Many otherwise successful performances fall short of excellence due to a common misconception; namely, that professional show production is too costly. Performing groups will often try to save money by adopting a "do it yourself" approach to the most critical aspect of their work - their sound! This strategy nearly always backfires, placing unnecessary barriers and distractions in the way of the creative process.
In an industry where money is tight, players are rightly concerned about the high cost of buying, storing, transporting and maintaining a professional grade sound and lighting system.
It's a ponderous commitment in terms of time, money and expertise. If the financial burden is shared among the members of the group, things can get complicated if the group breaks up or changes members. Some groups are tempted to cut corners by using lower priced consumer-grade gear. This only invites reliability problems and may seriously compromise the quality of the performances.
There's also the extra work involved in setting up the equipment, tuning it to “play nice” with the room, and running it while you play. And after you have spent a few hours playing your hearts out, you get to break it all down and haul it out at the end of the night. This contributes to the well-known problem of players "burning out".
In spite of all this extra effort, even your best work can get "lost in the translation" due to this inescapable reality: When you are on stage, you can’t hear what the audience is hearing. With considerable effort, you might get the microphones to stop feeding back and achieve a usable balance during sound check. Then a bunch of people show up and completely change the acoustics just by being there. It is also typical to see players perform at a certain level during sound check, then sing and play with twice the energy once the show gets going. These are only two of more than a dozen factors that continually work to upset the musical balance over the course of a show.

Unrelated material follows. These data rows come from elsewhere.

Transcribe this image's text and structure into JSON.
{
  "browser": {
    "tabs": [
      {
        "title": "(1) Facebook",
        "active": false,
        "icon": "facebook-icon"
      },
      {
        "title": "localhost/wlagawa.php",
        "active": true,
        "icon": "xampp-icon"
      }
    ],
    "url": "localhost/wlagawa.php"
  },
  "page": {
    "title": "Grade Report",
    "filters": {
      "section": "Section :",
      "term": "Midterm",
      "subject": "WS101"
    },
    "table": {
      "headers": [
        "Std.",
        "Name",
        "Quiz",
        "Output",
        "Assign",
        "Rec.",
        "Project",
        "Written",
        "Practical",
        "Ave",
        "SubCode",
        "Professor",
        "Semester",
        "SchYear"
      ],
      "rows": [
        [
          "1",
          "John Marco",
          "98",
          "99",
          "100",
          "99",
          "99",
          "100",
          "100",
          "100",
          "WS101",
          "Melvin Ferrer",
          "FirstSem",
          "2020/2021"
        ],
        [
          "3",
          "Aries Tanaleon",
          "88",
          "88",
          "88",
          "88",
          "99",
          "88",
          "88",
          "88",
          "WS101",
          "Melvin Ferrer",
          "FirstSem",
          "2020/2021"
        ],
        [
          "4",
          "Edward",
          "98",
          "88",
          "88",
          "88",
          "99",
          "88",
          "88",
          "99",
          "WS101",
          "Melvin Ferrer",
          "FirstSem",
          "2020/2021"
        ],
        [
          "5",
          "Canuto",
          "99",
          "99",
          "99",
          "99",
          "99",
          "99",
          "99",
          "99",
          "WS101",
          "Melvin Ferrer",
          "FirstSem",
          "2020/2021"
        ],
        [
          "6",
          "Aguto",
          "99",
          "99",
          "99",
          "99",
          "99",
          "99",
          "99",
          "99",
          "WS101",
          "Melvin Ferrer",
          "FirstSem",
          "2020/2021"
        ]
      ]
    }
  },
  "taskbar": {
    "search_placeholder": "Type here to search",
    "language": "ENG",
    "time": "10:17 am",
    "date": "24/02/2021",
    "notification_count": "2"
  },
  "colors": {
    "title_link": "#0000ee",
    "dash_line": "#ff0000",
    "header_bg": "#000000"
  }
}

You may have to repeatedly stop playing to make adjustments during the show. You might even have a buddy in the audience giving you signals, but at the end of the day you know you’re just guessing. Both you and your fans know your music deserves better.